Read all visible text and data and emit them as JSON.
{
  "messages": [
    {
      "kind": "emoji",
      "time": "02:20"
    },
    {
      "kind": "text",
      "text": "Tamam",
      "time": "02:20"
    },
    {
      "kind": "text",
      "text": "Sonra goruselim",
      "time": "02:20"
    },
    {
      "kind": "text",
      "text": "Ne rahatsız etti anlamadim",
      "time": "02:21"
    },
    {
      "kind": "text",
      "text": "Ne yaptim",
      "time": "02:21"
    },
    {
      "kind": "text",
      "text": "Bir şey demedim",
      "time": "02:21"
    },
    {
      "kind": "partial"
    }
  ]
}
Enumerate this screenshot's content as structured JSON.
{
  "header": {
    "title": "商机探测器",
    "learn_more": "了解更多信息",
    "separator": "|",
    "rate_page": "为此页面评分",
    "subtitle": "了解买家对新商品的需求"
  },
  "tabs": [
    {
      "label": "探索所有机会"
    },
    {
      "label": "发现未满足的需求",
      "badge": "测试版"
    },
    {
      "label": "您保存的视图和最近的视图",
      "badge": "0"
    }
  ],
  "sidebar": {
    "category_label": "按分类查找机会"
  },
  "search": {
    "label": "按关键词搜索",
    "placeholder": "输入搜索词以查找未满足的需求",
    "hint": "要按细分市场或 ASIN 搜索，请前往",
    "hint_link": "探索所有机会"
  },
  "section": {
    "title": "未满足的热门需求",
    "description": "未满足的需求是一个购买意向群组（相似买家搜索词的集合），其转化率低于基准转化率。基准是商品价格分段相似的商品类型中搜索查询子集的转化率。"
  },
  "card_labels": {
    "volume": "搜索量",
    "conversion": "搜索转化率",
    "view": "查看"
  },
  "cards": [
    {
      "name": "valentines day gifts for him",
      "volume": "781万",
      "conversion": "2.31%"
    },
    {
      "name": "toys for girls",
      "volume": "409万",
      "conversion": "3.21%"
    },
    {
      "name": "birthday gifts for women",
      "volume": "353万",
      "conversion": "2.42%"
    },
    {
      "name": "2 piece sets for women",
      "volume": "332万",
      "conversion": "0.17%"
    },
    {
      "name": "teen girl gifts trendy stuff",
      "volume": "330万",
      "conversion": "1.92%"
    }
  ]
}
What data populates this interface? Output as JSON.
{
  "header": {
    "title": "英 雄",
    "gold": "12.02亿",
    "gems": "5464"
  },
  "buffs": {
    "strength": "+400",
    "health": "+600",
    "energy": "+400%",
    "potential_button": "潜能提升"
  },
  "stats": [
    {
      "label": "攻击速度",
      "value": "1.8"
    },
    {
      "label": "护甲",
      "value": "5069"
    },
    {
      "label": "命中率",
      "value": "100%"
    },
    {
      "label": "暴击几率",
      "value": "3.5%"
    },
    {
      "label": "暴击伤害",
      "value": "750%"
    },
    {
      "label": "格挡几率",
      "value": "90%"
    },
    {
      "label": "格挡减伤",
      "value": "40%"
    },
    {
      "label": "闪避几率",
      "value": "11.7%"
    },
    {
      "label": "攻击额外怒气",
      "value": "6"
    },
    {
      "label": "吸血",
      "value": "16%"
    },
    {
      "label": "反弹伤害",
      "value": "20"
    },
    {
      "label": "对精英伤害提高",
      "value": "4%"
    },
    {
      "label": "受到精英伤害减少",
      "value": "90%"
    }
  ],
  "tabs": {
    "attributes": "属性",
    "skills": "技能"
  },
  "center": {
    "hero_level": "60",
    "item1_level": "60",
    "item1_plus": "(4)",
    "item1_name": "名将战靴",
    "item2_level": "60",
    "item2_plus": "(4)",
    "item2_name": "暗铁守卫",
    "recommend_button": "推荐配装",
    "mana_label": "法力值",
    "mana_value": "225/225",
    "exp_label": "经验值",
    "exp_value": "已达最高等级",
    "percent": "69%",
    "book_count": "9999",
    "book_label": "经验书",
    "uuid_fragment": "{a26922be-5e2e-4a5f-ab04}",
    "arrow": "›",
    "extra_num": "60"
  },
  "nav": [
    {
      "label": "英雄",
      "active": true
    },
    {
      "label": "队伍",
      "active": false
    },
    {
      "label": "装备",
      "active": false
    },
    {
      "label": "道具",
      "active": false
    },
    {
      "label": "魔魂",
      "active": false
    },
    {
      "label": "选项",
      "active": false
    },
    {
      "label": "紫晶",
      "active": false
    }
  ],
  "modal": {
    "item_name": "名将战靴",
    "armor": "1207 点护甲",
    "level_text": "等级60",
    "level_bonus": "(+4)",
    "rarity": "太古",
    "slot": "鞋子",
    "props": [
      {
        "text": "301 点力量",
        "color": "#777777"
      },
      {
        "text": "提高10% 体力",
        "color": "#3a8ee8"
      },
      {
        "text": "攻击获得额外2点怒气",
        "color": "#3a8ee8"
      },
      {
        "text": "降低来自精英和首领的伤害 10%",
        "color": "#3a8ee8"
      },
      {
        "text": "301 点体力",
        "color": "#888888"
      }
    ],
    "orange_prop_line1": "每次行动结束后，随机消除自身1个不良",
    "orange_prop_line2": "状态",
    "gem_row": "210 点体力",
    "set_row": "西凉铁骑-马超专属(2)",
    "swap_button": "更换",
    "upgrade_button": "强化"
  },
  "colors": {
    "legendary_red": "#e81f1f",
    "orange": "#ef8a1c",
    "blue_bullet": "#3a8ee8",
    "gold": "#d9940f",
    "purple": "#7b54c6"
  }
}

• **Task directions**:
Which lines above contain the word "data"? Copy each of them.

• **Answer box**:
Read all visible text and data and emit them as JSON.
What data populates this interface? Output as JSON.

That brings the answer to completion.